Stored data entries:
━━━━━━━━━━

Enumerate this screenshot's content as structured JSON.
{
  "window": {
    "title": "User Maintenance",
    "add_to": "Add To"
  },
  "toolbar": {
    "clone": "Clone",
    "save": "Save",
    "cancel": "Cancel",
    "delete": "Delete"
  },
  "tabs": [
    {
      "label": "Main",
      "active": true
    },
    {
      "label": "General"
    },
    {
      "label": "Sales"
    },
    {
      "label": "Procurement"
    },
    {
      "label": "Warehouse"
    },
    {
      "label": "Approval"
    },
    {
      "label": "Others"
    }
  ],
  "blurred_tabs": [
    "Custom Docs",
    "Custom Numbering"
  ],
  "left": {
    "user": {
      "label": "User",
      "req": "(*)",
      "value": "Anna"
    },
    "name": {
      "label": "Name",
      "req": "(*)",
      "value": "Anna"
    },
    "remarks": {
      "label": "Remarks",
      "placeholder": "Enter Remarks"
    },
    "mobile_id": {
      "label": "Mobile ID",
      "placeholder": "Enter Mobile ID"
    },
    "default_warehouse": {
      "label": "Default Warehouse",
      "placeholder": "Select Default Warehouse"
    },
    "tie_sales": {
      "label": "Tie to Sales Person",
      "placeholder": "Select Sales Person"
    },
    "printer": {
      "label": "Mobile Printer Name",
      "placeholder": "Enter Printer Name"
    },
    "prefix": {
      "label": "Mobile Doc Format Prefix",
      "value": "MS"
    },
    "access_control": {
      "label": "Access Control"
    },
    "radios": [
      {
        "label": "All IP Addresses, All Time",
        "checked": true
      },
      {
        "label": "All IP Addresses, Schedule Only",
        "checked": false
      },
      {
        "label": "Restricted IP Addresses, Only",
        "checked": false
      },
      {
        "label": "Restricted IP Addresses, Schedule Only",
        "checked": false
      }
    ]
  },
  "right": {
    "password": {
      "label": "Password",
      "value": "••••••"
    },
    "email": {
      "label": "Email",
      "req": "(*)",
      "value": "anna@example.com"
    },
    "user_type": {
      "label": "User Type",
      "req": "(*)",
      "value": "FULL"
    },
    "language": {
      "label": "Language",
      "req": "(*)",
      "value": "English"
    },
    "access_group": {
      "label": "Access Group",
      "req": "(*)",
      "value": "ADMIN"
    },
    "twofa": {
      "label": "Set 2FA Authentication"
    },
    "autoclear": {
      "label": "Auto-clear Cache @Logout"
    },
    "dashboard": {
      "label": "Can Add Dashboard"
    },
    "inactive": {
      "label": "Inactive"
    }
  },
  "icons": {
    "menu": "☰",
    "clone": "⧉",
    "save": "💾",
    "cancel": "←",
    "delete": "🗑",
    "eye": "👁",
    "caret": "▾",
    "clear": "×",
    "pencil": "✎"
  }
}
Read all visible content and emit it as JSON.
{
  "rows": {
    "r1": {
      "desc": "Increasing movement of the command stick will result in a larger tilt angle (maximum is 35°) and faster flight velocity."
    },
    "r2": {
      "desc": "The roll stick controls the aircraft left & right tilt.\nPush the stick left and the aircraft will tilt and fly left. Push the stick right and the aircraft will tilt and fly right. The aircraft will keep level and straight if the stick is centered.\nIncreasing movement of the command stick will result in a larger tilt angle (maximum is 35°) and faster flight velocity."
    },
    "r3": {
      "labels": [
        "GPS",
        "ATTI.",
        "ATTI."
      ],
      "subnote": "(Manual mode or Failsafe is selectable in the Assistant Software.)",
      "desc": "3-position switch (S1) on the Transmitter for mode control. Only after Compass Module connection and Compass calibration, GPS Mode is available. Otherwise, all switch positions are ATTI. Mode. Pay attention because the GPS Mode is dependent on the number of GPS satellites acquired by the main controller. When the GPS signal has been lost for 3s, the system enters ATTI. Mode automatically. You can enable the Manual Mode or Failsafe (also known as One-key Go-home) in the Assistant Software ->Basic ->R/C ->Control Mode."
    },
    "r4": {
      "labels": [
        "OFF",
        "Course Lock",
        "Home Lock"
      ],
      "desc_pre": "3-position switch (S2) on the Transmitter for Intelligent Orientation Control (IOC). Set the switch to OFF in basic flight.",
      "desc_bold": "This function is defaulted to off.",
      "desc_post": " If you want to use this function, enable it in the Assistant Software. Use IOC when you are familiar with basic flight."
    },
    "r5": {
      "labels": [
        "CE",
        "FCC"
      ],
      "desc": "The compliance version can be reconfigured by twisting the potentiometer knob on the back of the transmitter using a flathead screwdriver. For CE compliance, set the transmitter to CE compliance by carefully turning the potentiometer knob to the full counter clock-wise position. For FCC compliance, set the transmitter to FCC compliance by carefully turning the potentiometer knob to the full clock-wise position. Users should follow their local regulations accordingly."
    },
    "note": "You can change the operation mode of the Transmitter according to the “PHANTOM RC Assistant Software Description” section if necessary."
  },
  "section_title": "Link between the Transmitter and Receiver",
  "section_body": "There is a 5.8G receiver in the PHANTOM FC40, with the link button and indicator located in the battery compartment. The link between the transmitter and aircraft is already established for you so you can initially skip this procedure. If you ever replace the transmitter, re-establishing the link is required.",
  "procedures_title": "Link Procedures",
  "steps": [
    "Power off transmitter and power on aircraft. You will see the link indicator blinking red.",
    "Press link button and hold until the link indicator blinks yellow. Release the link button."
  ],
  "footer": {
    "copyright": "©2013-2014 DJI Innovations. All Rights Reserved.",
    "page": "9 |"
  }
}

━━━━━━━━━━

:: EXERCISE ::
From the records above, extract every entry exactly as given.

:: YOUR SOLUTION ::
Enumerate this screenshot's content as structured JSON.
{
  "window": {
    "title": "User Maintenance",
    "add_to": "Add To"
  },
  "toolbar": {
    "clone": "Clone",
    "save": "Save",
    "cancel": "Cancel",
    "delete": "Delete"
  },
  "tabs": [
    {
      "label": "Main",
      "active": true
    },
    {
      "label": "General"
    },
    {
      "label": "Sales"
    },
    {
      "label": "Procurement"
    },
    {
      "label": "Warehouse"
    },
    {
      "label": "Approval"
    },
    {
      "label": "Others"
    }
  ],
  "blurred_tabs": [
    "Custom Docs",
    "Custom Numbering"
  ],
  "left": {
    "user": {
      "label": "User",
      "req": "(*)",
      "value": "Anna"
    },
    "name": {
      "label": "Name",
      "req": "(*)",
      "value": "Anna"
    },
    "remarks": {
      "label": "Remarks",
      "placeholder": "Enter Remarks"
    },
    "mobile_id": {
      "label": "Mobile ID",
      "placeholder": "Enter Mobile ID"
    },
    "default_warehouse": {
      "label": "Default Warehouse",
      "placeholder": "Select Default Warehouse"
    },
    "tie_sales": {
      "label": "Tie to Sales Person",
      "placeholder": "Select Sales Person"
    },
    "printer": {
      "label": "Mobile Printer Name",
      "placeholder": "Enter Printer Name"
    },
    "prefix": {
      "label": "Mobile Doc Format Prefix",
      "value": "MS"
    },
    "access_control": {
      "label": "Access Control"
    },
    "radios": [
      {
        "label": "All IP Addresses, All Time",
        "checked": true
      },
      {
        "label": "All IP Addresses, Schedule Only",
        "checked": false
      },
      {
        "label": "Restricted IP Addresses, Only",
        "checked": false
      },
      {
        "label": "Restricted IP Addresses, Schedule Only",
        "checked": false
      }
    ]
  },
  "right": {
    "password": {
      "label": "Password",
      "value": "••••••"
    },
    "email": {
      "label": "Email",
      "req": "(*)",
      "value": "anna@example.com"
    },
    "user_type": {
      "label": "User Type",
      "req": "(*)",
      "value": "FULL"
    },
    "language": {
      "label": "Language",
      "req": "(*)",
      "value": "English"
    },
    "access_group": {
      "label": "Access Group",
      "req": "(*)",
      "value": "ADMIN"
    },
    "twofa": {
      "label": "Set 2FA Authentication"
    },
    "autoclear": {
      "label": "Auto-clear Cache @Logout"
    },
    "dashboard": {
      "label": "Can Add Dashboard"
    },
    "inactive": {
      "label": "Inactive"
    }
  },
  "icons": {
    "menu": "☰",
    "clone": "⧉",
    "save": "💾",
    "cancel": "←",
    "delete": "🗑",
    "eye": "👁",
    "caret": "▾",
    "clear": "×",
    "pencil": "✎"
  }
}
Read all visible content and emit it as JSON.
{
  "rows": {
    "r1": {
      "desc": "Increasing movement of the command stick will result in a larger tilt angle (maximum is 35°) and faster flight velocity."
    },
    "r2": {
      "desc": "The roll stick controls the aircraft left & right tilt.\nPush the stick left and the aircraft will tilt and fly left. Push the stick right and the aircraft will tilt and fly right. The aircraft will keep level and straight if the stick is centered.\nIncreasing movement of the command stick will result in a larger tilt angle (maximum is 35°) and faster flight velocity."
    },
    "r3": {
      "labels": [
        "GPS",
        "ATTI.",
        "ATTI."
      ],
      "subnote": "(Manual mode or Failsafe is selectable in the Assistant Software.)",
      "desc": "3-position switch (S1) on the Transmitter for mode control. Only after Compass Module connection and Compass calibration, GPS Mode is available. Otherwise, all switch positions are ATTI. Mode. Pay attention because the GPS Mode is dependent on the number of GPS satellites acquired by the main controller. When the GPS signal has been lost for 3s, the system enters ATTI. Mode automatically. You can enable the Manual Mode or Failsafe (also known as One-key Go-home) in the Assistant Software ->Basic ->R/C ->Control Mode."
    },
    "r4": {
      "labels": [
        "OFF",
        "Course Lock",
        "Home Lock"
      ],
      "desc_pre": "3-position switch (S2) on the Transmitter for Intelligent Orientation Control (IOC). Set the switch to OFF in basic flight.",
      "desc_bold": "This function is defaulted to off.",
      "desc_post": " If you want to use this function, enable it in the Assistant Software. Use IOC when you are familiar with basic flight."
    },
    "r5": {
      "labels": [
        "CE",
        "FCC"
      ],
      "desc": "The compliance version can be reconfigured by twisting the potentiometer knob on the back of the transmitter using a flathead screwdriver. For CE compliance, set the transmitter to CE compliance by carefully turning the potentiometer knob to the full counter clock-wise position. For FCC compliance, set the transmitter to FCC compliance by carefully turning the potentiometer knob to the full clock-wise position. Users should follow their local regulations accordingly."
    },
    "note": "You can change the operation mode of the Transmitter according to the “PHANTOM RC Assistant Software Description” section if necessary."
  },
  "section_title": "Link between the Transmitter and Receiver",
  "section_body": "There is a 5.8G receiver in the PHANTOM FC40, with the link button and indicator located in the battery compartment. The link between the transmitter and aircraft is already established for you so you can initially skip this procedure. If you ever replace the transmitter, re-establishing the link is required.",
  "procedures_title": "Link Procedures",
  "steps": [
    "Power off transmitter and power on aircraft. You will see the link indicator blinking red.",
    "Press link button and hold until the link indicator blinks yellow. Release the link button."
  ],
  "footer": {
    "copyright": "©2013-2014 DJI Innovations. All Rights Reserved.",
    "page": "9 |"
  }
}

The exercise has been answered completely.